[Stored items]
'''

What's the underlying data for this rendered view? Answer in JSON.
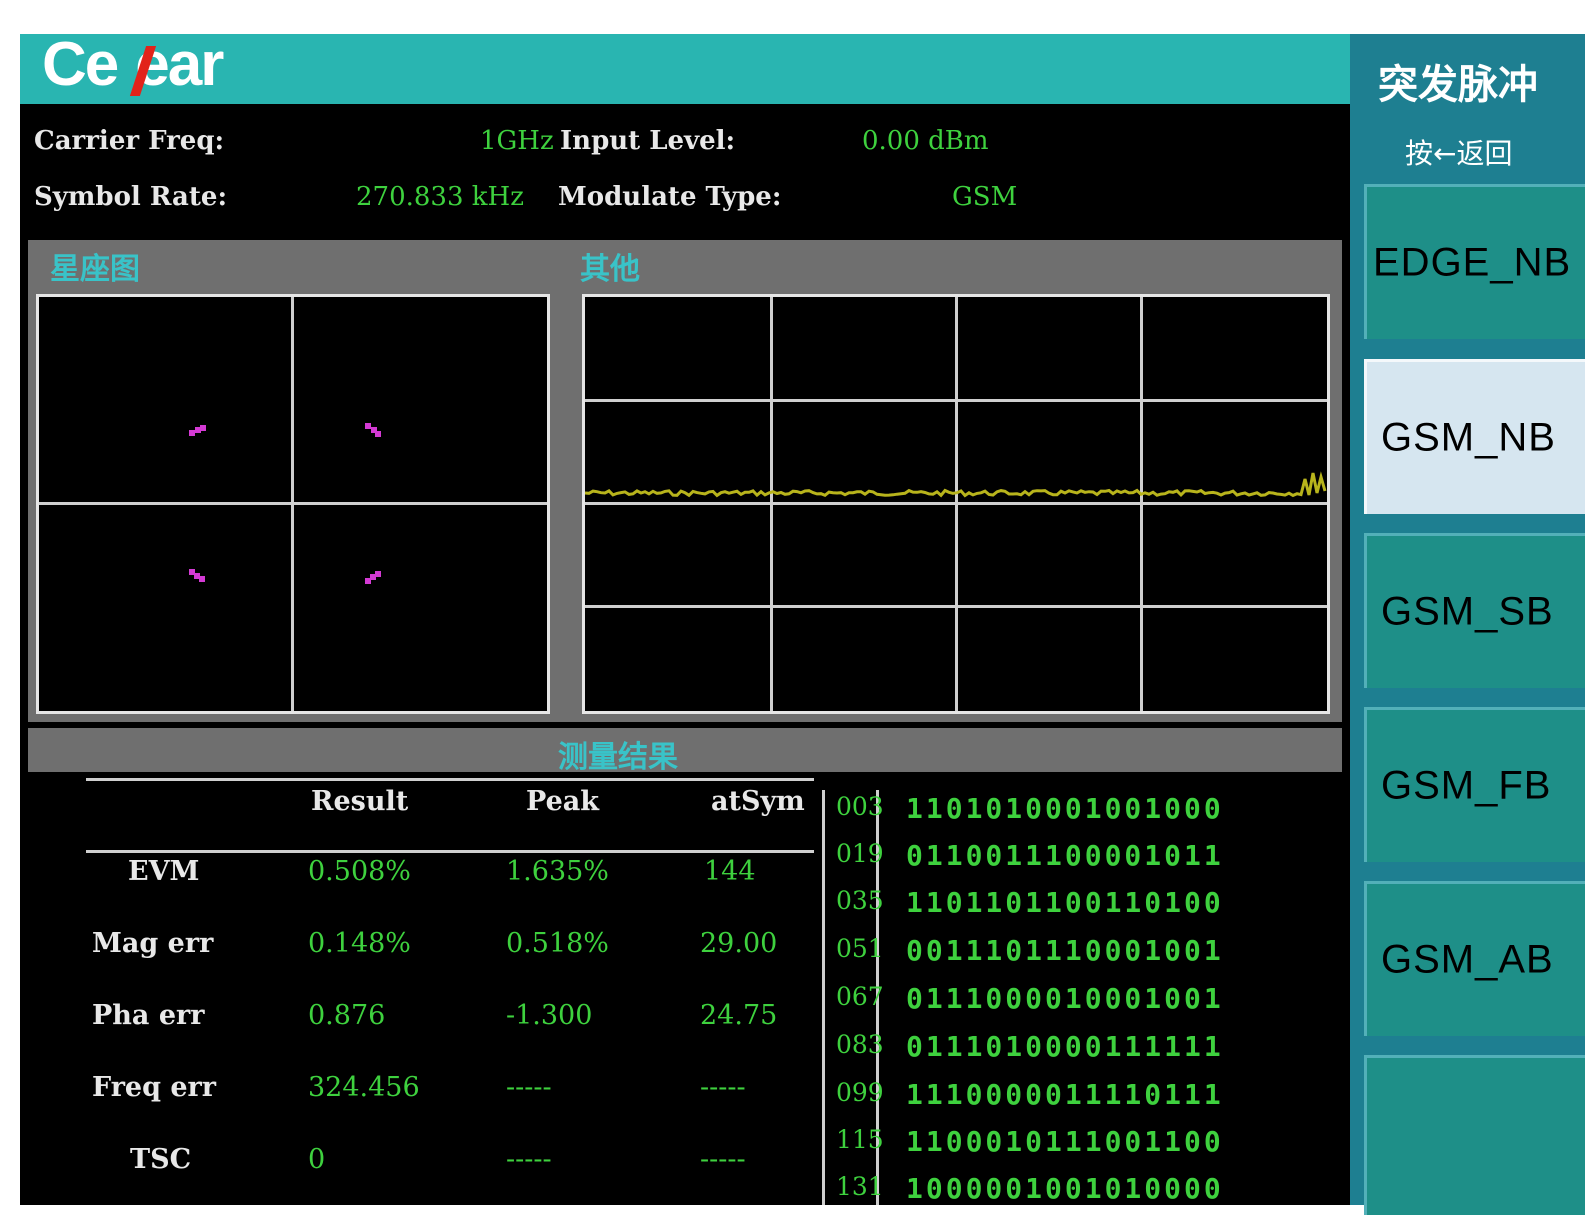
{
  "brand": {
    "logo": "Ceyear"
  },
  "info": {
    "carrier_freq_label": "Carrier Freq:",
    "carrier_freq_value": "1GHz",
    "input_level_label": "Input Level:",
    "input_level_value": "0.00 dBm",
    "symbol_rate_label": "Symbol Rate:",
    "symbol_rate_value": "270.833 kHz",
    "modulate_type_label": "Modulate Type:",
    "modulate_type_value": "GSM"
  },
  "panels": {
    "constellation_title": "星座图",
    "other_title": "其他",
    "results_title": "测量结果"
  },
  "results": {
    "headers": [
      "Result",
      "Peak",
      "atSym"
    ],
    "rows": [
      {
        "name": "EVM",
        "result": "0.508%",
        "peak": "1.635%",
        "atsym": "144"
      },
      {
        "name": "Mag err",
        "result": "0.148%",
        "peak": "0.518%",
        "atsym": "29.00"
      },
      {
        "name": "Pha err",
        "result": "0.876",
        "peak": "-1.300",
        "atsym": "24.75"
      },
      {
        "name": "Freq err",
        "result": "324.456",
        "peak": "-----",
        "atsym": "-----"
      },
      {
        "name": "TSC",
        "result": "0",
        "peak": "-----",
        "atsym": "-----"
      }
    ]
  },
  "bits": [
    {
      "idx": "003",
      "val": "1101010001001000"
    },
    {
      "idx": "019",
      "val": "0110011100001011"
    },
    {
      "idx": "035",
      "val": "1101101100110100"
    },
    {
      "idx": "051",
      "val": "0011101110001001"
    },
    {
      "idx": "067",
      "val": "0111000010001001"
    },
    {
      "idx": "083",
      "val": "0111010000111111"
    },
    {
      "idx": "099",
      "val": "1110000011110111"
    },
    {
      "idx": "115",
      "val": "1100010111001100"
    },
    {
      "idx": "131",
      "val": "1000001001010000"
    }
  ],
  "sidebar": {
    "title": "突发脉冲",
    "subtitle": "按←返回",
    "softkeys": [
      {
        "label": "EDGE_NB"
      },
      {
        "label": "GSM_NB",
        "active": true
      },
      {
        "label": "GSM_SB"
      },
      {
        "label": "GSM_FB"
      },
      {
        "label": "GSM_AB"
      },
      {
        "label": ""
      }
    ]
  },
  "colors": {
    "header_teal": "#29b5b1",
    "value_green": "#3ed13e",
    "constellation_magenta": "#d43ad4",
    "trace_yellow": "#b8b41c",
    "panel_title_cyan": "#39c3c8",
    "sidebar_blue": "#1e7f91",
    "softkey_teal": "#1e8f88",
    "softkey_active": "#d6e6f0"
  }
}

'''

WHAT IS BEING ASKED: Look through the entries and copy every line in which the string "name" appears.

TASK RESULT:
        "name": "EVM",
        "name": "Mag err",
        "name": "Pha err",
        "name": "Freq err",
        "name": "TSC",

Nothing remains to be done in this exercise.